[Extracted material Boundary: Start]

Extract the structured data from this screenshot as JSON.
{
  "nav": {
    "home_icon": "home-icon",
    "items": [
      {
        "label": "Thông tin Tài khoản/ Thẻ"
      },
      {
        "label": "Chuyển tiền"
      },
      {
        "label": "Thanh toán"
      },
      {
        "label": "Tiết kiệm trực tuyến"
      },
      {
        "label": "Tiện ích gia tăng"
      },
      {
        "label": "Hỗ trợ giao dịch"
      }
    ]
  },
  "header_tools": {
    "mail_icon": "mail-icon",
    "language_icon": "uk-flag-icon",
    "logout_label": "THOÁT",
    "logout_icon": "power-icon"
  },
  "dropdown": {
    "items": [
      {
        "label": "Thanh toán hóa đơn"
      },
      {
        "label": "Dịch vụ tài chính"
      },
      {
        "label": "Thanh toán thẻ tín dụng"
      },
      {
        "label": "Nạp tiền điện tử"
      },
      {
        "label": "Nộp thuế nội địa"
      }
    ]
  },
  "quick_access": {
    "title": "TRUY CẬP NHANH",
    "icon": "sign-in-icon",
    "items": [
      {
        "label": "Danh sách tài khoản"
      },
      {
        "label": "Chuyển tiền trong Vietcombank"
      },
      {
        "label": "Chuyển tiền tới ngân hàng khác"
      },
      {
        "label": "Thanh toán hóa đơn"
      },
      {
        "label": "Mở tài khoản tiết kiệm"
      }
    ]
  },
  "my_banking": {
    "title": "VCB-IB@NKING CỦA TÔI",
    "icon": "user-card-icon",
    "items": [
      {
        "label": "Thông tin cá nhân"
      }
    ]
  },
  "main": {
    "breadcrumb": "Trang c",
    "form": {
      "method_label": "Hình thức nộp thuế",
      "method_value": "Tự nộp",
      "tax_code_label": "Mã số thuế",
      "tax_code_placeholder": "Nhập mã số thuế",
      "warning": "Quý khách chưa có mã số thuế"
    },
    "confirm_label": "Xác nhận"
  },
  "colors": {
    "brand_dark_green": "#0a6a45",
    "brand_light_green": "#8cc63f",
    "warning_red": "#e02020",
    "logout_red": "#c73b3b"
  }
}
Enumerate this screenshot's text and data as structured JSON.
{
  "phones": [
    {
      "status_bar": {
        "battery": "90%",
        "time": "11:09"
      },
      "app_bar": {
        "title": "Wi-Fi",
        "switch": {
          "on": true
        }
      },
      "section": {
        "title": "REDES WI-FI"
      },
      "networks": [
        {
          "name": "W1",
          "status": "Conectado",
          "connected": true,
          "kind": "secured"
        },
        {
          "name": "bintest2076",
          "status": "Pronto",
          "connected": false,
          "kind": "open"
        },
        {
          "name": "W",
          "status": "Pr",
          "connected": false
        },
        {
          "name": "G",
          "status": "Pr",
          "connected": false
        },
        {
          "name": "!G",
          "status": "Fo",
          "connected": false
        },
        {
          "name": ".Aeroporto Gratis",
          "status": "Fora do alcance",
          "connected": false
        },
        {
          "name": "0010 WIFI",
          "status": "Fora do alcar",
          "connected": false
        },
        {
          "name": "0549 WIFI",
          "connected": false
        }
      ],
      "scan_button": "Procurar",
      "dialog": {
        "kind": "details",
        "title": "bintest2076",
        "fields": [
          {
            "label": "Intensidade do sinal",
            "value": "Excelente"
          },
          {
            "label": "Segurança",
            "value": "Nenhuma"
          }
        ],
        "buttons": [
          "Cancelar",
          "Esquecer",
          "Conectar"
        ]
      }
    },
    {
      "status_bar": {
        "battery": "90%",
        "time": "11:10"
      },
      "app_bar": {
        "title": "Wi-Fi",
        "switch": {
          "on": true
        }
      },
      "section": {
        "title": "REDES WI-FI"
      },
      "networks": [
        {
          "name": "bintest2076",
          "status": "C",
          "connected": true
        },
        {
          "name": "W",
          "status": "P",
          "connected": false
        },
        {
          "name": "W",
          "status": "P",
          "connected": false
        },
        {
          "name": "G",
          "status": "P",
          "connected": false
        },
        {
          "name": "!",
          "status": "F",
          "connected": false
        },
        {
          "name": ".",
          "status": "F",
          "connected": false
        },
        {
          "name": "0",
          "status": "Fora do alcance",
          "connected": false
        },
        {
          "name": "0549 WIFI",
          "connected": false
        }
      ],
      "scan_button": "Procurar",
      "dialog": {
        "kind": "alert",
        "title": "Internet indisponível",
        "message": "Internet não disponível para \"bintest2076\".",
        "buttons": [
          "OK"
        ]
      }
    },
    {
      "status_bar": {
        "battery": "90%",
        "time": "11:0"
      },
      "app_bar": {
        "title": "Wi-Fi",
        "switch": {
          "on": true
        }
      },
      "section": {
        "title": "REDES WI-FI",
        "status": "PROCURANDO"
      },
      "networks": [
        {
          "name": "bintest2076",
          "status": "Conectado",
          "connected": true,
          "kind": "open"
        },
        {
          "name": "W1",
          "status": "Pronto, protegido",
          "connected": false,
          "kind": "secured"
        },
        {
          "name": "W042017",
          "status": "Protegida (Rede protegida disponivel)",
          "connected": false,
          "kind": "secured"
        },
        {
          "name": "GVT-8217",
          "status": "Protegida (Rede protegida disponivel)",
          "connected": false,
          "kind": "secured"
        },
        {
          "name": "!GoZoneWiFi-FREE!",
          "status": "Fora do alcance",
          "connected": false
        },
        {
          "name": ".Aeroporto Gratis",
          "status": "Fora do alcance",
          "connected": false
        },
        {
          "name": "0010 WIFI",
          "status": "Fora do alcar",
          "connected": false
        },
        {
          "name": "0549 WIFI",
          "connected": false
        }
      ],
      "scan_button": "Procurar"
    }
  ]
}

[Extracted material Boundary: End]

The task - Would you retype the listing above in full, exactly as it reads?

Answer space -
Extract the structured data from this screenshot as JSON.
{
  "nav": {
    "home_icon": "home-icon",
    "items": [
      {
        "label": "Thông tin Tài khoản/ Thẻ"
      },
      {
        "label": "Chuyển tiền"
      },
      {
        "label": "Thanh toán"
      },
      {
        "label": "Tiết kiệm trực tuyến"
      },
      {
        "label": "Tiện ích gia tăng"
      },
      {
        "label": "Hỗ trợ giao dịch"
      }
    ]
  },
  "header_tools": {
    "mail_icon": "mail-icon",
    "language_icon": "uk-flag-icon",
    "logout_label": "THOÁT",
    "logout_icon": "power-icon"
  },
  "dropdown": {
    "items": [
      {
        "label": "Thanh toán hóa đơn"
      },
      {
        "label": "Dịch vụ tài chính"
      },
      {
        "label": "Thanh toán thẻ tín dụng"
      },
      {
        "label": "Nạp tiền điện tử"
      },
      {
        "label": "Nộp thuế nội địa"
      }
    ]
  },
  "quick_access": {
    "title": "TRUY CẬP NHANH",
    "icon": "sign-in-icon",
    "items": [
      {
        "label": "Danh sách tài khoản"
      },
      {
        "label": "Chuyển tiền trong Vietcombank"
      },
      {
        "label": "Chuyển tiền tới ngân hàng khác"
      },
      {
        "label": "Thanh toán hóa đơn"
      },
      {
        "label": "Mở tài khoản tiết kiệm"
      }
    ]
  },
  "my_banking": {
    "title": "VCB-IB@NKING CỦA TÔI",
    "icon": "user-card-icon",
    "items": [
      {
        "label": "Thông tin cá nhân"
      }
    ]
  },
  "main": {
    "breadcrumb": "Trang c",
    "form": {
      "method_label": "Hình thức nộp thuế",
      "method_value": "Tự nộp",
      "tax_code_label": "Mã số thuế",
      "tax_code_placeholder": "Nhập mã số thuế",
      "warning": "Quý khách chưa có mã số thuế"
    },
    "confirm_label": "Xác nhận"
  },
  "colors": {
    "brand_dark_green": "#0a6a45",
    "brand_light_green": "#8cc63f",
    "warning_red": "#e02020",
    "logout_red": "#c73b3b"
  }
}
Enumerate this screenshot's text and data as structured JSON.
{
  "phones": [
    {
      "status_bar": {
        "battery": "90%",
        "time": "11:09"
      },
      "app_bar": {
        "title": "Wi-Fi",
        "switch": {
          "on": true
        }
      },
      "section": {
        "title": "REDES WI-FI"
      },
      "networks": [
        {
          "name": "W1",
          "status": "Conectado",
          "connected": true,
          "kind": "secured"
        },
        {
          "name": "bintest2076",
          "status": "Pronto",
          "connected": false,
          "kind": "open"
        },
        {
          "name": "W",
          "status": "Pr",
          "connected": false
        },
        {
          "name": "G",
          "status": "Pr",
          "connected": false
        },
        {
          "name": "!G",
          "status": "Fo",
          "connected": false
        },
        {
          "name": ".Aeroporto Gratis",
          "status": "Fora do alcance",
          "connected": false
        },
        {
          "name": "0010 WIFI",
          "status": "Fora do alcar",
          "connected": false
        },
        {
          "name": "0549 WIFI",
          "connected": false
        }
      ],
      "scan_button": "Procurar",
      "dialog": {
        "kind": "details",
        "title": "bintest2076",
        "fields": [
          {
            "label": "Intensidade do sinal",
            "value": "Excelente"
          },
          {
            "label": "Segurança",
            "value": "Nenhuma"
          }
        ],
        "buttons": [
          "Cancelar",
          "Esquecer",
          "Conectar"
        ]
      }
    },
    {
      "status_bar": {
        "battery": "90%",
        "time": "11:10"
      },
      "app_bar": {
        "title": "Wi-Fi",
        "switch": {
          "on": true
        }
      },
      "section": {
        "title": "REDES WI-FI"
      },
      "networks": [
        {
          "name": "bintest2076",
          "status": "C",
          "connected": true
        },
        {
          "name": "W",
          "status": "P",
          "connected": false
        },
        {
          "name": "W",
          "status": "P",
          "connected": false
        },
        {
          "name": "G",
          "status": "P",
          "connected": false
        },
        {
          "name": "!",
          "status": "F",
          "connected": false
        },
        {
          "name": ".",
          "status": "F",
          "connected": false
        },
        {
          "name": "0",
          "status": "Fora do alcance",
          "connected": false
        },
        {
          "name": "0549 WIFI",
          "connected": false
        }
      ],
      "scan_button": "Procurar",
      "dialog": {
        "kind": "alert",
        "title": "Internet indisponível",
        "message": "Internet não disponível para \"bintest2076\".",
        "buttons": [
          "OK"
        ]
      }
    },
    {
      "status_bar": {
        "battery": "90%",
        "time": "11:0"
      },
      "app_bar": {
        "title": "Wi-Fi",
        "switch": {
          "on": true
        }
      },
      "section": {
        "title": "REDES WI-FI",
        "status": "PROCURANDO"
      },
      "networks": [
        {
          "name": "bintest2076",
          "status": "Conectado",
          "connected": true,
          "kind": "open"
        },
        {
          "name": "W1",
          "status": "Pronto, protegido",
          "connected": false,
          "kind": "secured"
        },
        {
          "name": "W042017",
          "status": "Protegida (Rede protegida disponivel)",
          "connected": false,
          "kind": "secured"
        },
        {
          "name": "GVT-8217",
          "status": "Protegida (Rede protegida disponivel)",
          "connected": false,
          "kind": "secured"
        },
        {
          "name": "!GoZoneWiFi-FREE!",
          "status": "Fora do alcance",
          "connected": false
        },
        {
          "name": ".Aeroporto Gratis",
          "status": "Fora do alcance",
          "connected": false
        },
        {
          "name": "0010 WIFI",
          "status": "Fora do alcar",
          "connected": false
        },
        {
          "name": "0549 WIFI",
          "connected": false
        }
      ],
      "scan_button": "Procurar"
    }
  ]
}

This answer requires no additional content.